A ROW has broken out at Stirling Council after Labour and Tory councillors launched a bid to replace the Saltire with the Union flag as the authority headquarters’ main symbol.
According to The Herald, the two parties - who run Stirling Council in coalition - claimed to be standing up for ‘symbols the men and women of Stirling have fought and died under for 300 years,’ adding that it was also an attempt to form part of the independence referendum debate, reflecting the diversity of views in the area.
Opposition leaders have slammed the decision, which comes at a time of cuts costing millions of pounds at the council, with academics adding that the move will be a turn-off for voters.
The motion, set to go before the council this evening, is signed by Labour’s Danny Gibson and Callum Campbell of the Conservatives.

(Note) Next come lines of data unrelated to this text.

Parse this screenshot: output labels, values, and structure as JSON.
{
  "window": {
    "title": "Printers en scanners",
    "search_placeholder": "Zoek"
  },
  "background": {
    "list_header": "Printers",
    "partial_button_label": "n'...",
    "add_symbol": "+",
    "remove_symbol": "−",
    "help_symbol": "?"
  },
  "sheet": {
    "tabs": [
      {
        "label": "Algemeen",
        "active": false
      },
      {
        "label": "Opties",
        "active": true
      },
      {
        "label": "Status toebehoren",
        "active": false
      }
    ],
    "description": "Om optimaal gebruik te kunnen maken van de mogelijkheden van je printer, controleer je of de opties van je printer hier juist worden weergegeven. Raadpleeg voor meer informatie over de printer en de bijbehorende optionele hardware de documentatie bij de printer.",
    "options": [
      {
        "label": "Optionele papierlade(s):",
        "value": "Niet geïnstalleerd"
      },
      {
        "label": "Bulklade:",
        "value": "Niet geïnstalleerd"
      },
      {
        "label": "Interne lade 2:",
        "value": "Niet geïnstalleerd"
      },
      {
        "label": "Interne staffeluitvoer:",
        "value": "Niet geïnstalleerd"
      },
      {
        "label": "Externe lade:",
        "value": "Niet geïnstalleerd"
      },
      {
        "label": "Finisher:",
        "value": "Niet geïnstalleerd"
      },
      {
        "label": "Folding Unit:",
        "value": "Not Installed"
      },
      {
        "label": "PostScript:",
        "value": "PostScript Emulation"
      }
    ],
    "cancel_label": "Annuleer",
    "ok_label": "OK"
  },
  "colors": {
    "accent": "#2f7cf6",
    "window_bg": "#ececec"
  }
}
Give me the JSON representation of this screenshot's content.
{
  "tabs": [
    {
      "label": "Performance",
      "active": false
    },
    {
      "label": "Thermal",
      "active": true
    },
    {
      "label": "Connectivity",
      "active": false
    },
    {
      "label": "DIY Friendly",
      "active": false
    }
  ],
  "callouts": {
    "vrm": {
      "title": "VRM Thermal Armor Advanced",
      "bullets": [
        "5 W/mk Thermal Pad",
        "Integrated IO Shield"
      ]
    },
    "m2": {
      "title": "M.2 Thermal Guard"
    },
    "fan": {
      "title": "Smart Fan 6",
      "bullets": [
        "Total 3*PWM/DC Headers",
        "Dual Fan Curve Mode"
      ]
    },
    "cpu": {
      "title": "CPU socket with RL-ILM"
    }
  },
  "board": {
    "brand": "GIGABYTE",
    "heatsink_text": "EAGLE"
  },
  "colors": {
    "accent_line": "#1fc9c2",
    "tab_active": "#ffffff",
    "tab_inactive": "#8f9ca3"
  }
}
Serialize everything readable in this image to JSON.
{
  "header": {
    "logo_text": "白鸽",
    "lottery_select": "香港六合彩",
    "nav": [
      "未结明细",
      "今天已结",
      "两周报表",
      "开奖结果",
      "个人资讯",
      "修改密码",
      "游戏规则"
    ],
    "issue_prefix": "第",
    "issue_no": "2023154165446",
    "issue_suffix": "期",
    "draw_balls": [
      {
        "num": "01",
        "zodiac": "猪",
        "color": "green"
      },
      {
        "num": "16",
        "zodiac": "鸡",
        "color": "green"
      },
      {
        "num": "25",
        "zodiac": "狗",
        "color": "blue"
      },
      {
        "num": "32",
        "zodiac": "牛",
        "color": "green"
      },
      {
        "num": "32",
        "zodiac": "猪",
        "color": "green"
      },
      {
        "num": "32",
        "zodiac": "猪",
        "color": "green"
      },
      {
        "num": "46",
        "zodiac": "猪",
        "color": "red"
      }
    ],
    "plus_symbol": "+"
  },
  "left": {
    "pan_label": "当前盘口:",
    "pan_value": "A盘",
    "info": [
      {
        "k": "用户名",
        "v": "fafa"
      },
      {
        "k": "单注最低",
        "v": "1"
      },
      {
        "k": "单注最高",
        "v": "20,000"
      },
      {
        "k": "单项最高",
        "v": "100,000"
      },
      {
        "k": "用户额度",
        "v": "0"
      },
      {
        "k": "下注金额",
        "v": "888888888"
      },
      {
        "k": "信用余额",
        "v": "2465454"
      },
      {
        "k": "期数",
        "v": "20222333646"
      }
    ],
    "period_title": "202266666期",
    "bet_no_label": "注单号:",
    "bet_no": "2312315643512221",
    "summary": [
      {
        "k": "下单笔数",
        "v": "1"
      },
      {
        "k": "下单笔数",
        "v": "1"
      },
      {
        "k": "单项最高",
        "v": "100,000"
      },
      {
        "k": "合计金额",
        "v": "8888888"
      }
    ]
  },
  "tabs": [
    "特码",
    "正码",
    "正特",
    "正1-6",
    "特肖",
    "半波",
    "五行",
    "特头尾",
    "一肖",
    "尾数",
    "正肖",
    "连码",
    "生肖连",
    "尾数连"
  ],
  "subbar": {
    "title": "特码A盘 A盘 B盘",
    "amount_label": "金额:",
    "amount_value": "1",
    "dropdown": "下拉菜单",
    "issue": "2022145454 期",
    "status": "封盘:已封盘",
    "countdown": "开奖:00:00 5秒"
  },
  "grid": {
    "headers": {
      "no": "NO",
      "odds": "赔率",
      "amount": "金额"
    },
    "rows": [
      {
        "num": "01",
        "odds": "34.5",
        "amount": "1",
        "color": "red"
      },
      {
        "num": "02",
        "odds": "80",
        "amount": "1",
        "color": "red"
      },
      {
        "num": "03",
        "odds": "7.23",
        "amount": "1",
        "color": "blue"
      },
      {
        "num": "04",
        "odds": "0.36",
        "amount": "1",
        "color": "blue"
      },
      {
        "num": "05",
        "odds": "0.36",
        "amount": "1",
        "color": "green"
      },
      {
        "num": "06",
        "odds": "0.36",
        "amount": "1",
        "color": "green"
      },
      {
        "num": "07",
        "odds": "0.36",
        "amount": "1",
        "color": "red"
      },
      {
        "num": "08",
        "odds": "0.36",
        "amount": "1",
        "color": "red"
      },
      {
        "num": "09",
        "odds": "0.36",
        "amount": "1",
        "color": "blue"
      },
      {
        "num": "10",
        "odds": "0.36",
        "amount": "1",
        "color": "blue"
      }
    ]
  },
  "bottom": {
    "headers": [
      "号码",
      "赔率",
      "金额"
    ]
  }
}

It adds: “Council resolves to stand up for the symbols of our country by flying the Union flag from the main pole above the council building and the council flag from the freestanding flag post in the grounds of Old Viewforth.”
The council claimed that replacing the Saltire with the Union flag as the main symbol, and having the Scottish flag alongside it, would bring the authority into line with the Scottish Parliament.
But Dr Michael Rosie, sociology lecturer at Edinburgh University told The Herald: “This motion is slightly odd, largely because there’s no evidence that anyone is getting that excited about flags.
“The mainstream No campaign has avoided issues around identity. Seeking electroal advantage through notions of Britishness is a politica ldead end and I imagine things like this motion will turn so many No voters off.”
Dr Rosie also warned that references to having ‘fought and died for 300 years’, which are included in the motion, were a ‘cheap shot’ and ‘ill-advised’.
Strathclyde lecturer Dr Neil McGarvey, who specialises in Scottish Politics and local government added: “This seems like a highly party politicised act on the part of the council and brings to mind the type of identity politics of Northern Ireland constructed around issues such as flags, names and symbols.”
The majority of councils fly the Union flag on occasions such as Royal birthdays, anniversaries, visits and other special events, totalling around 20 days every year.
The Labour-run Glasgow Council has been targeted by fringe Loyalist groups in recent months for flying the Saltire, rejecting offers for a new flagpole to allow both flags to be flown.
SNP group leader for Stirling Council Graham Houston said: “We’re trying to save £24 million and we’re going through a Labour dispute with bins on the streets unemptied and the administration wants to debate flags.
“I’m more than happy to discuss the referendum but to use their majority to fly a flag as part of their No campaign is a ridiculous position to take.”
But Councillor Campbell insisted the flags element was just a part of the motion, adding that there had been ‘online hysteria’ over the motion.
He said: “I’m not exactly sure what the council’s policy is on flying the Union flag. It flies sometimes. But I see no reason why we shouldn’t be the same as Holyrood.”
Cllr Campbell added that the ‘online hysteria’ had been generated by ‘hotheads’ keen to avoid a referendum debate and the policy on flags of other Government buildings.